Advertisement

Free—draining intraperitoneal pancreatic segmental autografting in canine

  • Chen Shi
  • Zhu Wenhui
  • Ma Xuxian
  • Xia Suisheng
Article

Summary

In this study we attempt to define the result of pancreas transplantation with the duct left open to drain freely into the peritoneal cavity. Twenty dogs underwent total pancreatectomy, splenectomy, and segmental pancreas transplantation with this technique. Eighteen of the twenty animals recovered normal blood sugar and serum insulin levels 24 hrs after operation. Up to date, the longest survival time is 5 months with excellent pancreatic function. Pancreatic biopsies obtained from animals 45 days after transplantation showed that the islet cells were normal, the acinar tissue was normal on the whole and interlobular connective tissue showed slight proliferation.

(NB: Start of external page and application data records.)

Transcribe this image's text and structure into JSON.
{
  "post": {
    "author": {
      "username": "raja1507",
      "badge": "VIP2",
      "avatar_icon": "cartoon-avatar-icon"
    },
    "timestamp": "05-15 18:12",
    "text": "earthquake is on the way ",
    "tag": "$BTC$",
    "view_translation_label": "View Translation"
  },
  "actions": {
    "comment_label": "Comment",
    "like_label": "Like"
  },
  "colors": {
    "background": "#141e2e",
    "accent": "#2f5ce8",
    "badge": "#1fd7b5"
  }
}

In this report we advocate creation of an arteriovenous fistula between the splenic artery and vein at the tail of the graft in order to markedly reduce the incidences of thrombosis in the graft vessels and hemorrhagic pancreatitis.

Our study concludes that segmental pancreas transplantation with unligated duct is a better approach to transplantation of pancreas. This technique is recommended for clinical application.

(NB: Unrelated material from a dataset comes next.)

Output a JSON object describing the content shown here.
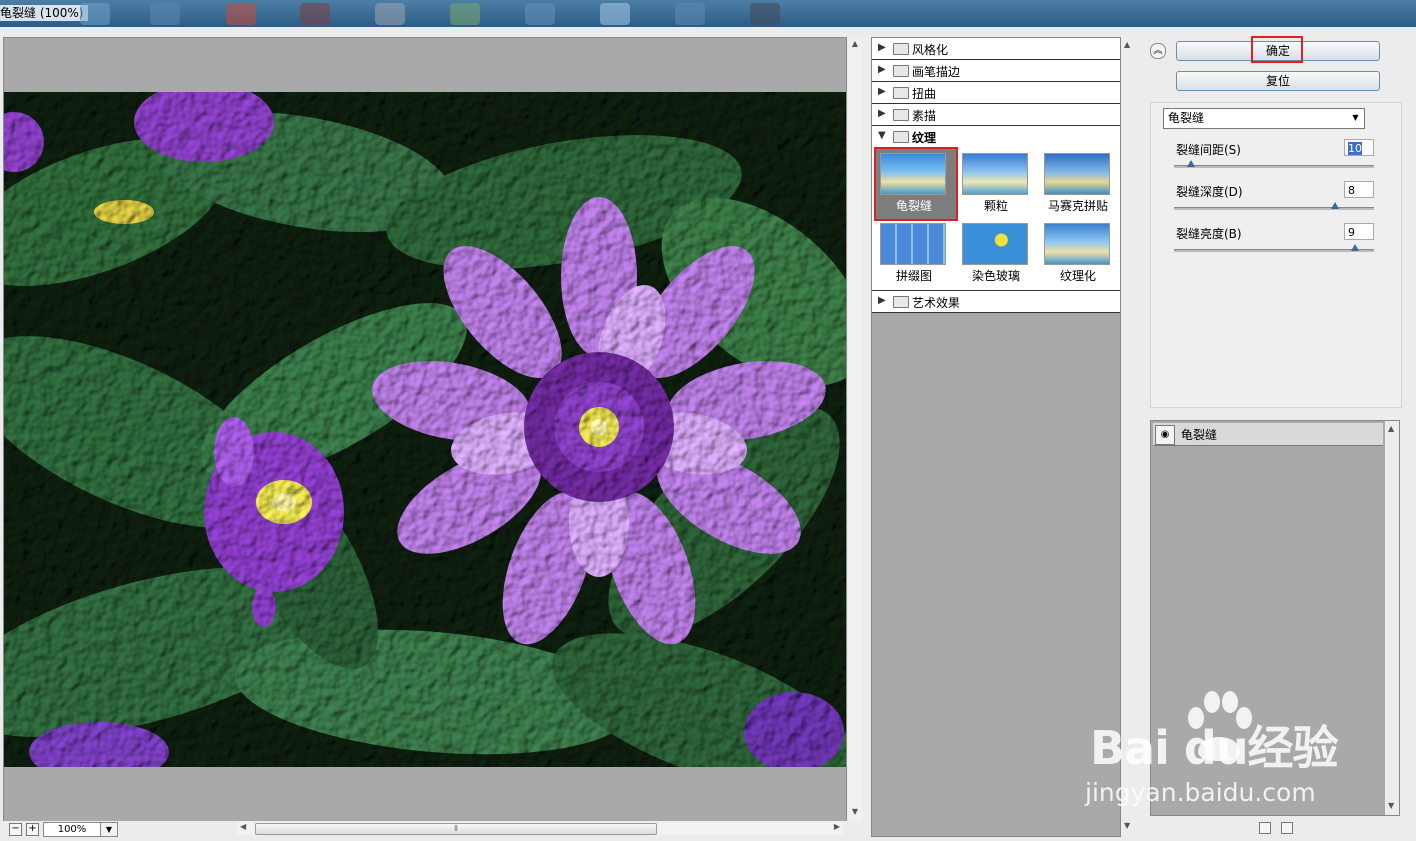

Key words

free-draining intraperitoneal segmental pancreas transplantation splenic arteriovenous fistula 

Freidrainierende intraperitoneale segmentale Pankreasautotransplantation beim Hund

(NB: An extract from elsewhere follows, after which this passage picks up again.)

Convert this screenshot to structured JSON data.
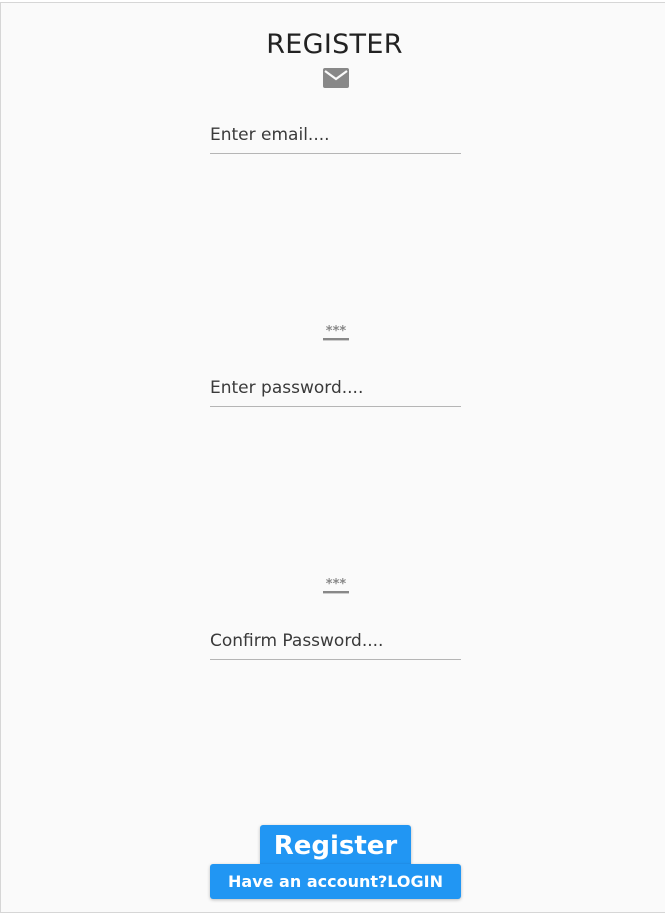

References

  1. 1.
    Dickerman RM, et al: Transplantation of the pancreas into a retroperitoneal jejunal loop. Am J Surg 129:48, 1975PubMedCrossRefGoogle Scholar
  2. 2.
    Gliedman ML, et al Pancreatic duct to ureter anastomosis for exocrine drainage in pancreatic transplantation. Am J Surg 125,:245, 1973PubMedCrossRefGoogle Scholar
  3. 3.
    Dubernard JM, et al: A new method of preparation of segmental pancreatic graft for transplantation: Trials in dogs and in man. Surgery 84:633, 1978PubMedGoogle Scholar
  4. 4.
    Groth CG, et al: Rejection of isolated pancreatic allografts in patients with diabetes. SGO 143:933, 1976PubMedGoogle Scholar
  5. 5.
    Gliedman ML, et al: Clinical segmental pancreatic transplantation with ureterpancreatic duct anastomosis for exocrine drainage. Surgery 74:171, 1973PubMedGoogle Scholar
  6. 6.
    Kyriakides GK, et al: Segmental pancreatic transplantation in dogs. Transplant Proc 11:530, 1979PubMedGoogle Scholar
  7. 7.
    Kyriakides GK, et al: Segmental pancreatic transplantation in pigs. Surgery 85:154, 1979PubMedGoogle Scholar
  8. 8.
    Baumgartner D, et al: Long-term canine segmental pancreas transplants with the duct left open, Neoprene-injected duct, and pancreaticoureterostomy: A comparative study. Transplant Proc 13:812, 1981PubMedGoogle Scholar
  9. 9.
    Sutherland, DER, et al: Intraperitoneal transplantation of immediately vascularized segmental pancreatic grafts without duct ligation. Transplantation 28:485, 1979PubMedCrossRefGoogle Scholar
  10. 10.
    Sutherland DER, et al: Report of twelve clinical cases of segmental pancreas transplantation at the University of Minnesota. Transplant Proc 12 (Suppl 2):33, 1980PubMedGoogle Scholar

Copyright information

© Wuhan Medical College 1982

Authors and Affiliations

  • Chen Shi
    • 1
  • Zhu Wenhui
    • 1
  • Ma Xuxian
    • 1
  • Xia Suisheng
    • 1
  1. 1.Department of Experimental Research, Institute of Organ TransplantationWuhan Medical CollegeWuhan

Personalised recommendations